§ **PROVIDED DATA**

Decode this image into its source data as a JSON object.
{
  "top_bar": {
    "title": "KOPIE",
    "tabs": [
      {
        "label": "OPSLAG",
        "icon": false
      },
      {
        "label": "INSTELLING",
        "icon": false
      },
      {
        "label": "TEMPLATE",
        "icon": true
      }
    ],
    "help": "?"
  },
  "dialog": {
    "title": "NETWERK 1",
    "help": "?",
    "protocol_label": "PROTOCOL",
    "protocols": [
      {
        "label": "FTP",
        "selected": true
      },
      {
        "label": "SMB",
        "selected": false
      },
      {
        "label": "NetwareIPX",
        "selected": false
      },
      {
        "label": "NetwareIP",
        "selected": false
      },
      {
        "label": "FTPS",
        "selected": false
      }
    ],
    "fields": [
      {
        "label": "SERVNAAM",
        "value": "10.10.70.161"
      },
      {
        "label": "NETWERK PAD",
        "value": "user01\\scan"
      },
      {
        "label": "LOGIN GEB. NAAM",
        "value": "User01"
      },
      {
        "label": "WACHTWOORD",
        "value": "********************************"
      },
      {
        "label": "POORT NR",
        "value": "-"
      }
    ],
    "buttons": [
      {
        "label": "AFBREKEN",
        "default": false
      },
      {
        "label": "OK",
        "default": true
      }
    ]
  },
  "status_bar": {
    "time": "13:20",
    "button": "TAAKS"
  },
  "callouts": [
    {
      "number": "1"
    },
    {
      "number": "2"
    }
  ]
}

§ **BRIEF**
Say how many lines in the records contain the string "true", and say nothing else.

§ **ANSWER TO THE PROBLEM**
3